Both the left and the right participated in the effort to free the individual from restrictive rules, but their points of emphasis tended to be different. To put it simply, the left worried about lifestyles and the right worried about money. The left did not want traditional values to unduly constrain women, minorities, gays, the homeless, people accused of crimes, or any number of other groups marginalized by society. The right, on the other hand, did not want communities putting constraints on what people could do with their property — or, in the United States, what they could do with their guns. Left and right each denounced excessive individualism on the part of the other: those who supported reproductive choice tended to oppose choice in buying guns or gas-guzzling cars; those who wanted unlimited consumer choice were appalled when the restraints on criminals were loosened. But neither was willing to give up its preferred sphere of free choice for the sake of constraining the other.
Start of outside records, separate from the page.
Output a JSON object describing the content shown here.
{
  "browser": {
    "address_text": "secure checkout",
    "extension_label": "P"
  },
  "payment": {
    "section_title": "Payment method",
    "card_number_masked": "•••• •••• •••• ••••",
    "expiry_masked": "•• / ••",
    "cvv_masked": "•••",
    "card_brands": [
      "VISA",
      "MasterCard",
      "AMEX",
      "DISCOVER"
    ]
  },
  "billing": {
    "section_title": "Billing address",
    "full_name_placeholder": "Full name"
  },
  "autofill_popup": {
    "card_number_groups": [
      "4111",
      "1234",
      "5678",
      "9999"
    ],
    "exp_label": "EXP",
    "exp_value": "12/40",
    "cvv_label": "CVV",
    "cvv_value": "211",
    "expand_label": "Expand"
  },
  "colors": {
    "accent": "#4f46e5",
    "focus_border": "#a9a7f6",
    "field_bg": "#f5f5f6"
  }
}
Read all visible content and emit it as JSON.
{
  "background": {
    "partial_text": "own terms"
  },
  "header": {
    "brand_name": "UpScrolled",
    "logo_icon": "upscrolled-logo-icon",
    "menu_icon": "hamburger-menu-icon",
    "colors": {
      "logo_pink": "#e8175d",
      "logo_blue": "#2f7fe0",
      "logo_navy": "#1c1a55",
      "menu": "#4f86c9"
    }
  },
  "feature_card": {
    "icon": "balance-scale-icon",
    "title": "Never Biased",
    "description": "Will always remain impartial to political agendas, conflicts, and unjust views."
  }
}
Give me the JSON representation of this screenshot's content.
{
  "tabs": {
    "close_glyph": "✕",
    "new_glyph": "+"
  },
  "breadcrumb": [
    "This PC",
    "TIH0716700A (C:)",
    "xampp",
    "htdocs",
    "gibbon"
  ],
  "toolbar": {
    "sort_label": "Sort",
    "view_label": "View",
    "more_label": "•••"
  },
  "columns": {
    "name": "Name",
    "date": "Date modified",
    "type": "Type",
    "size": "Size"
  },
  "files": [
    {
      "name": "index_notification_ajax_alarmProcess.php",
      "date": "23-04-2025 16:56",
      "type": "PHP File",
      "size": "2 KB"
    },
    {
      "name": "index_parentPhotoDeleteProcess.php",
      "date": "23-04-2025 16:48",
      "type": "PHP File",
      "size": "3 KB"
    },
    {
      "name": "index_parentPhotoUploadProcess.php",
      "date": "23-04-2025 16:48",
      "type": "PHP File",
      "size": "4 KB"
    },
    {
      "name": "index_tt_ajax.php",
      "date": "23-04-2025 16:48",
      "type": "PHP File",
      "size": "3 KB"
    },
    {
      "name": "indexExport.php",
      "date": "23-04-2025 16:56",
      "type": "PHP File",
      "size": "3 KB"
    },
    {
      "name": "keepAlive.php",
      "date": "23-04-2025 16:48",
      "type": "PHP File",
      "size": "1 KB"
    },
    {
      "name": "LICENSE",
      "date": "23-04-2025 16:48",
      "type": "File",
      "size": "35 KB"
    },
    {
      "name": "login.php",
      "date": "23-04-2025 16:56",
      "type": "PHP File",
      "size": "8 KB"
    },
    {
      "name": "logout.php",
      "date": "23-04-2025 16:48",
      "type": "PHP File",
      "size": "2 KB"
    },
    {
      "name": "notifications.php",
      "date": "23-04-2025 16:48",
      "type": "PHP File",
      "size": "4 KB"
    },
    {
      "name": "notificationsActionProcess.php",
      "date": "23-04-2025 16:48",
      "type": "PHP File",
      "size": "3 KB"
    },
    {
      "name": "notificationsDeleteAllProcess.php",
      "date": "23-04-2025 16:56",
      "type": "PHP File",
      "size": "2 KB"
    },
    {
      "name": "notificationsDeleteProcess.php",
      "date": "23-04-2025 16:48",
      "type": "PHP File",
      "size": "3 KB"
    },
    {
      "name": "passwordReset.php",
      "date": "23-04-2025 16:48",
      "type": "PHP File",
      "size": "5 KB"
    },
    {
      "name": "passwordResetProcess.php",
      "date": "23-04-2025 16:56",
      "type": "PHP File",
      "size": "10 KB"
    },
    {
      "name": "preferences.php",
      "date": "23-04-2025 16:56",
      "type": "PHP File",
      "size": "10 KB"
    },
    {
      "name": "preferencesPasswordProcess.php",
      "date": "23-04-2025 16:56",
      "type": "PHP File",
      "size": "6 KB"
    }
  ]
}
As people soon discovered, there are serious problems with a culture of unbridled individualism, in which the breaking of rules becomes, in a sense, the only remaining rule. The first has to do with the fact that moral values and social rules are not simply arbitrary constraints on individual choice but the precondition for any kind of cooperative enterprise. Indeed, social scientists have recently begun to refer to a society’s stock of shared values as “social capital.” Like physical capital (land, buildings, machines) and human capital (the skills and knowledge we carry around in our heads), social capital produces wealth and is therefore of economic value to a national economy. But it is also the prerequisite for all forms of group endeavor that take place in a modern society, from running a corner grocery store to lobbying Congress to raising children. Individuals amplify their own power and abilities by following cooperative rules that constrain their freedom of choice, because these also allow them to communicate with others and to coordinate their actions. Social virtues such as honesty, reciprocity, and the keeping of commitments are not worthwhile just as ethical values; they also have a tangible dollar value and help the groups that practice them to achieve shared ends.
Public Library One
Musical Turkey Gobble